TASK GOAL => Line by line, give the data again exactly as it appears.

GIVEN RECORDS =>
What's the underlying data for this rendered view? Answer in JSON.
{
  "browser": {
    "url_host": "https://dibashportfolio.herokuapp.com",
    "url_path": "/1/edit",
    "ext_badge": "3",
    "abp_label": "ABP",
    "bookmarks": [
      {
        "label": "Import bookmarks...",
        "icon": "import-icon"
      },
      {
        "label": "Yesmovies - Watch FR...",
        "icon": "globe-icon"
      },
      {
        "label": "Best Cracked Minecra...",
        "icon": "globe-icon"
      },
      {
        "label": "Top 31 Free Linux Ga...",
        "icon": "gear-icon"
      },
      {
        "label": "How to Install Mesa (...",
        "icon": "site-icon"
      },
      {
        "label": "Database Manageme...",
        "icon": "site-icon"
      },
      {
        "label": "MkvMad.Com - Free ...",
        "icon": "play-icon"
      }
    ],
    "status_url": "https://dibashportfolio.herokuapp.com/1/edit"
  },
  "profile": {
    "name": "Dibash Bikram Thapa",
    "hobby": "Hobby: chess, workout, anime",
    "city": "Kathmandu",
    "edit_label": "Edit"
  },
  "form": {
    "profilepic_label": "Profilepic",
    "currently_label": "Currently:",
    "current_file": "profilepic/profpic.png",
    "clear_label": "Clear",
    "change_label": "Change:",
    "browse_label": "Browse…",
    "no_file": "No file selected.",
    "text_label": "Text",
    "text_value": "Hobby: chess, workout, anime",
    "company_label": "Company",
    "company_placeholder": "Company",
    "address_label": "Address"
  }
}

RESULT =>
What's the underlying data for this rendered view? Answer in JSON.
{
  "browser": {
    "url_host": "https://dibashportfolio.herokuapp.com",
    "url_path": "/1/edit",
    "ext_badge": "3",
    "abp_label": "ABP",
    "bookmarks": [
      {
        "label": "Import bookmarks...",
        "icon": "import-icon"
      },
      {
        "label": "Yesmovies - Watch FR...",
        "icon": "globe-icon"
      },
      {
        "label": "Best Cracked Minecra...",
        "icon": "globe-icon"
      },
      {
        "label": "Top 31 Free Linux Ga...",
        "icon": "gear-icon"
      },
      {
        "label": "How to Install Mesa (...",
        "icon": "site-icon"
      },
      {
        "label": "Database Manageme...",
        "icon": "site-icon"
      },
      {
        "label": "MkvMad.Com - Free ...",
        "icon": "play-icon"
      }
    ],
    "status_url": "https://dibashportfolio.herokuapp.com/1/edit"
  },
  "profile": {
    "name": "Dibash Bikram Thapa",
    "hobby": "Hobby: chess, workout, anime",
    "city": "Kathmandu",
    "edit_label": "Edit"
  },
  "form": {
    "profilepic_label": "Profilepic",
    "currently_label": "Currently:",
    "current_file": "profilepic/profpic.png",
    "clear_label": "Clear",
    "change_label": "Change:",
    "browse_label": "Browse…",
    "no_file": "No file selected.",
    "text_label": "Text",
    "text_value": "Hobby: chess, workout, anime",
    "company_label": "Company",
    "company_placeholder": "Company",
    "address_label": "Address"
  }
}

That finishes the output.